Can I file a Chapter 7,if I previously filed 3 years ago?

Get Legal Help Today

secured lock Secured with SHA-256 Encryption

Can I file a Chapter 7,if I previously filed 3 years ago?

I filed bankruptcy in 2008, however, creditors that should have been included in the original bankruptcy case are still contacting me. I know they are looking for me because they call my mother’s home number which used to be mine, and state that it is the number I provided for contact. I tried to get assistance from the attorney office, where I previously filed, however, they are no longer in business. Can I file again? Am I pretty much screwed? Can you help me, or provide assistance, in what I should do?

Asked on July 21, 2011 Washington

Answers:

Valerie M. Simmons

Answered 11 years ago | Contributor

Under the Bankruptcy Code, you cannot file again until about 8 years after your discharge was granted, so no, probably not.  But, it is possible to re-open your Chapter 7 and add the omitted creditors. If your prior attorney failed to list the creditor(s), or the creditor was a debt buyer (such as Portfolio Recovery) you did not know about, those are usually acceptable grounds to re-open your case.

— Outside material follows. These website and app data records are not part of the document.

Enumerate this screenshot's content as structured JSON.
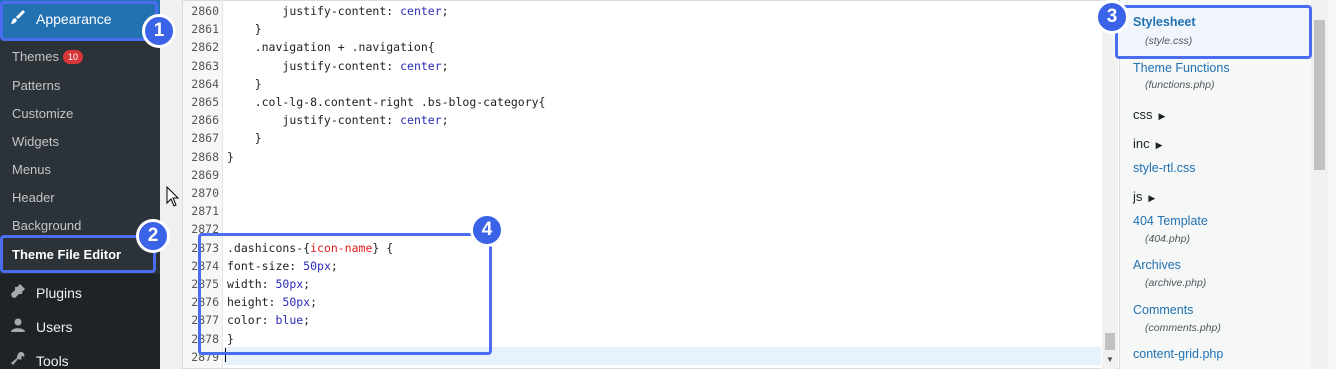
{
  "sidebar": {
    "appearance_label": "Appearance",
    "submenu": [
      {
        "label": "Themes",
        "badge": "10"
      },
      {
        "label": "Patterns"
      },
      {
        "label": "Customize"
      },
      {
        "label": "Widgets"
      },
      {
        "label": "Menus"
      },
      {
        "label": "Header"
      },
      {
        "label": "Background"
      },
      {
        "label": "Theme File Editor"
      }
    ],
    "menu": [
      {
        "label": "Plugins",
        "icon": "plugin-icon"
      },
      {
        "label": "Users",
        "icon": "user-icon"
      },
      {
        "label": "Tools",
        "icon": "wrench-icon"
      }
    ]
  },
  "editor": {
    "lines": [
      {
        "num": "2860",
        "indent": "        ",
        "prop": "justify-content:",
        "val": " center",
        "suffix": ";"
      },
      {
        "num": "2861",
        "text": "    }"
      },
      {
        "num": "2862",
        "text": "    .navigation + .navigation{"
      },
      {
        "num": "2863",
        "indent": "        ",
        "prop": "justify-content:",
        "val": " center",
        "suffix": ";"
      },
      {
        "num": "2864",
        "text": "    }"
      },
      {
        "num": "2865",
        "text": "    .col-lg-8.content-right .bs-blog-category{"
      },
      {
        "num": "2866",
        "indent": "        ",
        "prop": "justify-content:",
        "val": " center",
        "suffix": ";"
      },
      {
        "num": "2867",
        "text": "    }"
      },
      {
        "num": "2868",
        "text": "}"
      },
      {
        "num": "2869",
        "text": ""
      },
      {
        "num": "2870",
        "text": ""
      },
      {
        "num": "2871",
        "text": ""
      },
      {
        "num": "2872",
        "text": ""
      },
      {
        "num": "2873",
        "sel_pre": ".dashicons-{",
        "sel_red": "icon-name",
        "sel_post": "} {"
      },
      {
        "num": "2874",
        "indent": "",
        "prop": "font-size:",
        "val": " 50px",
        "suffix": ";"
      },
      {
        "num": "2875",
        "indent": "",
        "prop": "width:",
        "val": " 50px",
        "suffix": ";"
      },
      {
        "num": "2876",
        "indent": "",
        "prop": "height:",
        "val": " 50px",
        "suffix": ";"
      },
      {
        "num": "2877",
        "indent": "",
        "prop": "color:",
        "val": " blue",
        "suffix": ";"
      },
      {
        "num": "2878",
        "text": "}"
      },
      {
        "num": "2879",
        "text": ""
      }
    ]
  },
  "files": {
    "items": [
      {
        "type": "file",
        "label": "Stylesheet",
        "sub": "(style.css)",
        "current": true
      },
      {
        "type": "file",
        "label": "Theme Functions",
        "sub": "(functions.php)"
      },
      {
        "type": "dir",
        "label": "css"
      },
      {
        "type": "dir",
        "label": "inc"
      },
      {
        "type": "file",
        "label": "style-rtl.css"
      },
      {
        "type": "dir",
        "label": "js"
      },
      {
        "type": "file",
        "label": "404 Template",
        "sub": "(404.php)"
      },
      {
        "type": "file",
        "label": "Archives",
        "sub": "(archive.php)"
      },
      {
        "type": "file",
        "label": "Comments",
        "sub": "(comments.php)"
      },
      {
        "type": "file",
        "label": "content-grid.php"
      }
    ]
  },
  "annotations": {
    "markers": [
      "1",
      "2",
      "3",
      "4"
    ],
    "color": "#3a63e8"
  },
  "colors": {
    "sidebar_bg": "#1d2327",
    "submenu_bg": "#2c3338",
    "active_menu": "#2271b1",
    "link": "#2271b1"
  }
}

Alternatively, if the trustee filed a No-Asset report in your case, it may be possible to simply write (or have an attorney write) a letter to the creditors advising of your bankruptcy, and including a copy of your Notice of Discharge.  The theory behind this is that even if the creditor had been listed, it would have received nothing, so the creditor was not prejudiced by the omission. You should consult an experienced bankruptcy attorney in your area for more details.


IMPORTANT NOTICE: The Answer(s) provided above are for general information only. The attorney providing the answer was not serving as the attorney for the person submitting the question or in any attorney-client relationship with such person. Laws may vary from state to state, and sometimes change. Tiny variations in the facts, or a fact not set forth in a question, often can change a legal outcome or an attorney's conclusion. Although AttorneyPages.com has verified the attorney was admitted to practice law in at least one jurisdiction, he or she may not be authorized to practice law in the jurisdiction referred to in the question, nor is he or she necessarily experienced in the area of the law involved. Unlike the information in the Answer(s) above, upon which you should NOT rely, for personal advice you can rely upon we suggest you retain an attorney to represent you.

Get Legal Help Today

Find the right lawyer for your legal issue.

secured lock Secured with SHA-256 Encryption